How "Raven" became "Phoenix"
On the first day of the contest, Raven was in 6th place, and was poised to make a flight which would have significantly improved the placement of the team. As the plane was taking off, an unfortunate rain shower suddenly struck, and the Raven lost power on the critical crosswind turn, when she was carrying a full load of steel. In this vulnerable position, the port wing stalled, and the aircraft crashed on the grass. The aircraft sustained major damage to the fuselage and the wing. Both the fuselage and the wing were snapped in half. Although never tested, one hypothesis was that the loss of power was due to a short in the arming switch which was located at the bottom of the plane, where a small amount of water collected.
The Black team immediately mobilized to make the repairs, and set up a makeshift workshop in the parking lot of the hotel at approximately 7:00pm. The worst damage was done to critical parts of the structure that carry the highest loads, therefore the repairs needed to be strong. Since structural epoxy would not be fully cured by contest time, it was decided that the team needed to build a curing oven to accelerate the epoxy cure. The team accomplished this by purchasing insulating foam board at a local hardware store, and heat lamps from Wal-mart. The foam board was built into a box, and the lamps placed in the ceiling inside the box. The oven was built in the OSU racing trailer, was then further covered with blankets. The oven may be seen in the black team video above (see the video shot Sunday at 3:00am). The team completed repairs on the aircraft by 7:00am Sunday, just in time to make the trip back to the flight field and fly their way to third place.
- Report Score: 91
- Flight Score: 221.7
- RAC: 4.754
- Total Score: 4243.73
- Overall Place: 3rd
The following sponsors contributed to the project. The OSU Black Raven team greatly appreciates their support, and considers them members of our team. Without their support, the project would not have been possible.
Advanced Composites Group, Inc.
Halliburton Energy Services
L. Andrew Maciula
Lockheed Martin Ft. Worth Division
NASA Oklahoma Space Grant Consortium
OSU Team Black 2000 "Flight Factory"
The Pump and Motor Works, Inc.
"Deep into that darkness peering, long I stood there wondering, fearing,
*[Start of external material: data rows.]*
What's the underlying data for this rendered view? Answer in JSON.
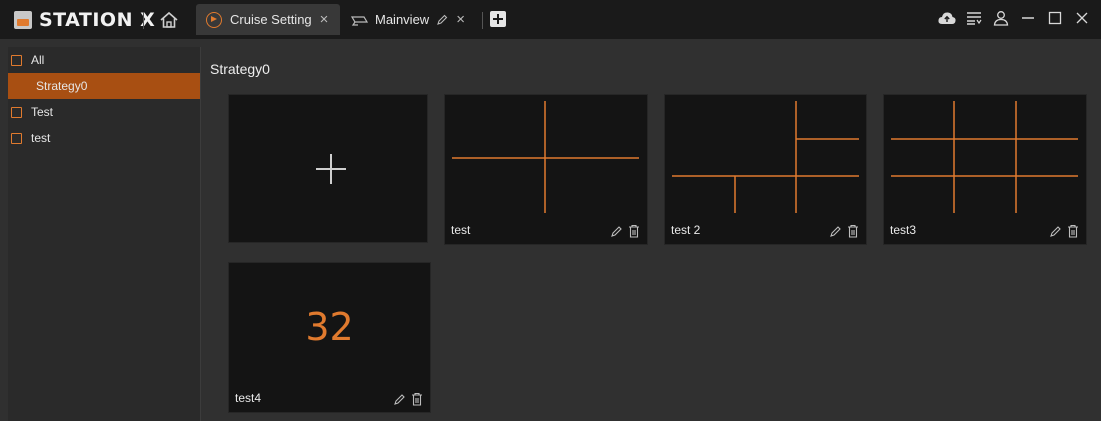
{
  "app": {
    "name": "STATION X"
  },
  "tabs": [
    {
      "label": "Cruise Setting",
      "close": "×"
    },
    {
      "label": "Mainview",
      "close": "×"
    }
  ],
  "sidebar": {
    "items": [
      {
        "label": "All",
        "checkbox": true
      },
      {
        "label": "Strategy0",
        "selected": true
      },
      {
        "label": "Test",
        "checkbox": true
      },
      {
        "label": "test",
        "checkbox": true
      }
    ]
  },
  "main": {
    "title": "Strategy0",
    "cards": [
      {
        "name": "",
        "kind": "add"
      },
      {
        "name": "test",
        "kind": "layout"
      },
      {
        "name": "test 2",
        "kind": "layout"
      },
      {
        "name": "test3",
        "kind": "layout"
      },
      {
        "name": "test4",
        "kind": "number",
        "number": "32"
      }
    ]
  },
  "colors": {
    "accent": "#e07a2e",
    "selected_bg": "#a84f12",
    "bg": "#303030",
    "titlebar": "#1a1a1a",
    "card": "#141414"
  }
}
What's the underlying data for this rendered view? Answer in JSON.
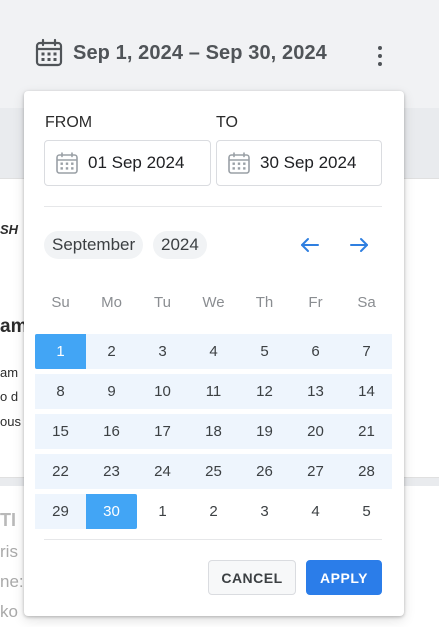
{
  "background": {
    "fragments": [
      "SH",
      "am",
      "am",
      "o d",
      "ous",
      "TI",
      "ris",
      "ne:",
      "ko"
    ]
  },
  "header": {
    "range_title": "Sep 1, 2024 – Sep 30, 2024"
  },
  "picker": {
    "from_label": "FROM",
    "to_label": "TO",
    "from_value": "01 Sep 2024",
    "to_value": "30 Sep 2024",
    "month": "September",
    "year": "2024",
    "weekdays": [
      "Su",
      "Mo",
      "Tu",
      "We",
      "Th",
      "Fr",
      "Sa"
    ],
    "weeks": [
      [
        "1",
        "2",
        "3",
        "4",
        "5",
        "6",
        "7"
      ],
      [
        "8",
        "9",
        "10",
        "11",
        "12",
        "13",
        "14"
      ],
      [
        "15",
        "16",
        "17",
        "18",
        "19",
        "20",
        "21"
      ],
      [
        "22",
        "23",
        "24",
        "25",
        "26",
        "27",
        "28"
      ],
      [
        "29",
        "30",
        "1",
        "2",
        "3",
        "4",
        "5"
      ]
    ],
    "selected_start": "1",
    "selected_end": "30",
    "cancel_label": "CANCEL",
    "apply_label": "APPLY"
  },
  "icons": {
    "calendar": "calendar-icon",
    "more": "more-vert-icon",
    "prev": "arrow-left-icon",
    "next": "arrow-right-icon"
  },
  "colors": {
    "accent": "#2b7de9",
    "selected_day": "#42a5f5",
    "range_band": "#eef5fd",
    "arrow": "#2f7fe0"
  }
}
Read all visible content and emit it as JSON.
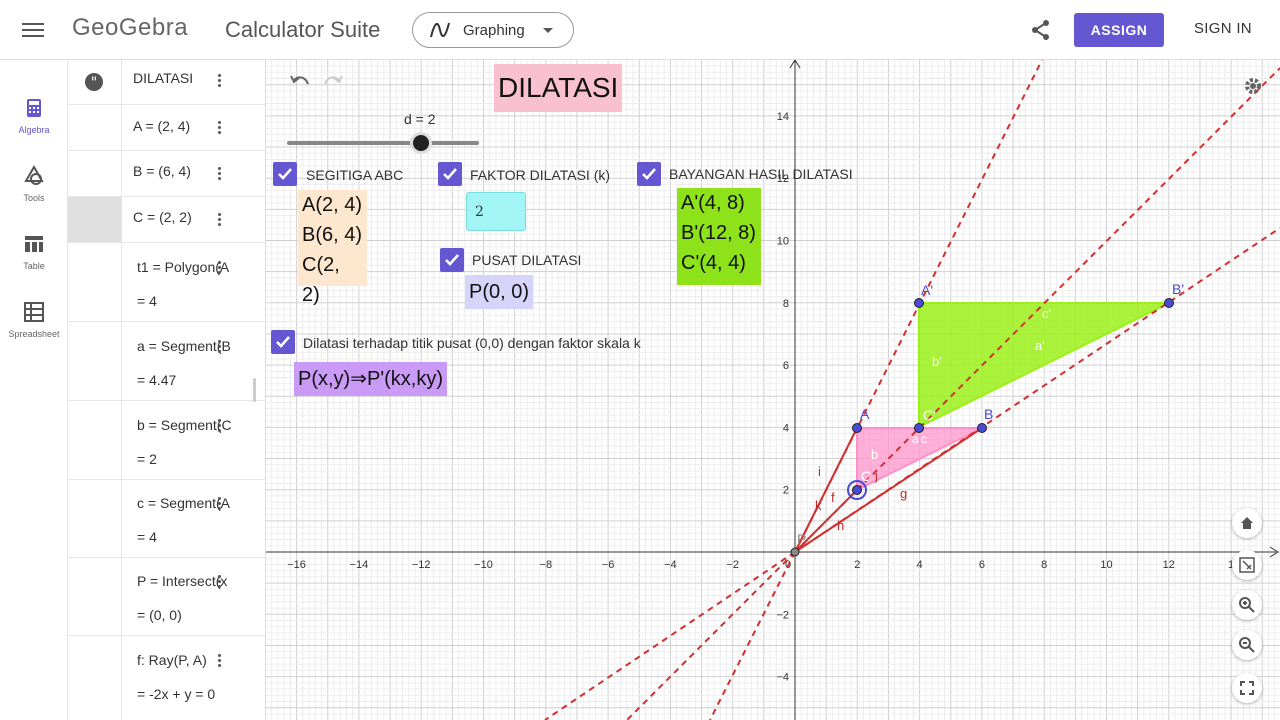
{
  "topbar": {
    "logo": "GeoGebra",
    "suite": "Calculator Suite",
    "app_select": "Graphing",
    "assign": "ASSIGN",
    "sign_in": "SIGN IN"
  },
  "sidenav": [
    {
      "label": "Algebra",
      "icon": "calculator-icon",
      "active": true
    },
    {
      "label": "Tools",
      "icon": "shapes-icon",
      "active": false
    },
    {
      "label": "Table",
      "icon": "table-icon",
      "active": false
    },
    {
      "label": "Spreadsheet",
      "icon": "spreadsheet-icon",
      "active": false
    }
  ],
  "algebra": {
    "rows": [
      {
        "expr": "DILATASI",
        "value": ""
      },
      {
        "expr": "A = (2, 4)",
        "value": ""
      },
      {
        "expr": "B = (6, 4)",
        "value": ""
      },
      {
        "expr": "C = (2, 2)",
        "value": ""
      },
      {
        "expr": "t1 = Polygon(A",
        "value": "= 4"
      },
      {
        "expr": "a = Segment(B",
        "value": "= 4.47"
      },
      {
        "expr": "b = Segment(C",
        "value": "= 2"
      },
      {
        "expr": "c = Segment(A",
        "value": "= 4"
      },
      {
        "expr": "P = Intersect(x",
        "value": "= (0, 0)"
      },
      {
        "expr": "f: Ray(P, A)",
        "value": "= -2x + y = 0"
      }
    ]
  },
  "graphics": {
    "title": "DILATASI",
    "slider_label": "d = 2",
    "slider_value": 2,
    "checkboxes": {
      "segitiga": "SEGITIGA ABC",
      "faktor": "FAKTOR DILATASI (k)",
      "bayangan": "BAYANGAN HASIL DILATASI",
      "pusat": "PUSAT DILATASI",
      "dilatasi": "Dilatasi terhadap titik pusat (0,0) dengan faktor skala k"
    },
    "original_points": [
      "A(2, 4)",
      "B(6, 4)",
      "C(2, 2)"
    ],
    "image_points": [
      "A'(4, 8)",
      "B'(12, 8)",
      "C'(4, 4)"
    ],
    "factor_input": "2",
    "center": "P(0, 0)",
    "formula": "P(x,y)⇒P'(kx,ky)",
    "colors": {
      "checkbox": "#6557d2",
      "triangle_orig": "#ff8fc8",
      "triangle_image": "#9cf01a",
      "line_red": "#d32f2f",
      "point_blue": "#4a4ad6",
      "peach": "#fde7cf",
      "lilac": "#d6d4f8",
      "cyan": "#a3f5f5",
      "green_box": "#8ee21a",
      "pink_box": "#f9c0d0",
      "purple_box": "#c99af6"
    },
    "axis": {
      "x_ticks": [
        "−16",
        "−14",
        "−12",
        "−10",
        "−8",
        "−6",
        "−4",
        "−2",
        "0",
        "2",
        "4",
        "6",
        "8",
        "10",
        "12",
        "1"
      ],
      "y_ticks": [
        "14",
        "12",
        "10",
        "8",
        "6",
        "4",
        "2",
        "−2",
        "−4"
      ]
    },
    "point_labels": {
      "A": "A",
      "B": "B",
      "C": "C",
      "P": "P",
      "A1": "A'",
      "B1": "B'",
      "C1": "C'"
    },
    "segment_labels": {
      "a": "a",
      "b": "b",
      "c": "c",
      "a1": "a'",
      "b1": "b'",
      "c1": "c'"
    },
    "line_labels": {
      "f": "f",
      "g": "g",
      "h": "h",
      "i": "i",
      "j": "j",
      "k": "k"
    }
  }
}
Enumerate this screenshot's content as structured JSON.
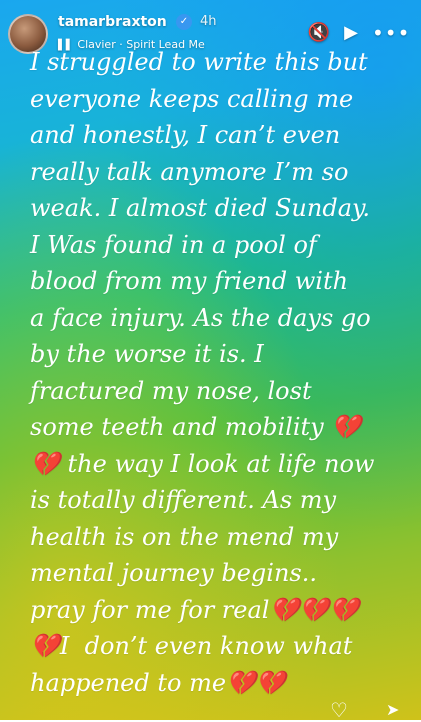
{
  "header": {
    "username": "tamarbraxton",
    "time": "4h",
    "music": "Clavier · Spirit Lead Me"
  },
  "icons": {
    "verified": "verified-badge-icon",
    "mute": "speaker-mute-icon",
    "play": "play-icon",
    "more": "more-icon",
    "like": "heart-icon",
    "share": "send-icon"
  },
  "story": {
    "text": "I struggled to write this but\neveryone keeps calling me\nand honestly, I can’t even\nreally talk anymore I’m so\nweak. I almost died Sunday.\nI Was found in a pool of\nblood from my friend with\na face injury. As the days go\nby the worse it is. I\nfractured my nose, lost\nsome teeth and mobility 💔\n💔 the way I look at life now\nis totally different. As my\nhealth is on the mend my\nmental journey begins..\npray for me for real💔💔💔\n💔I  don’t even know what\nhappened to me💔💔"
  },
  "colors": {
    "gradient_top": "#1aa7ef",
    "gradient_mid": "#1ec07a",
    "gradient_bottom": "#cfc21a",
    "verified_badge": "#3897f0"
  }
}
Doubting, dreaming dreams no mortals ever dared to dream before;"
- Edger Allen Poe, “The Raven”
"Nothing can be simple" - Dr. Arena
"No Hands!" -Dan Bierly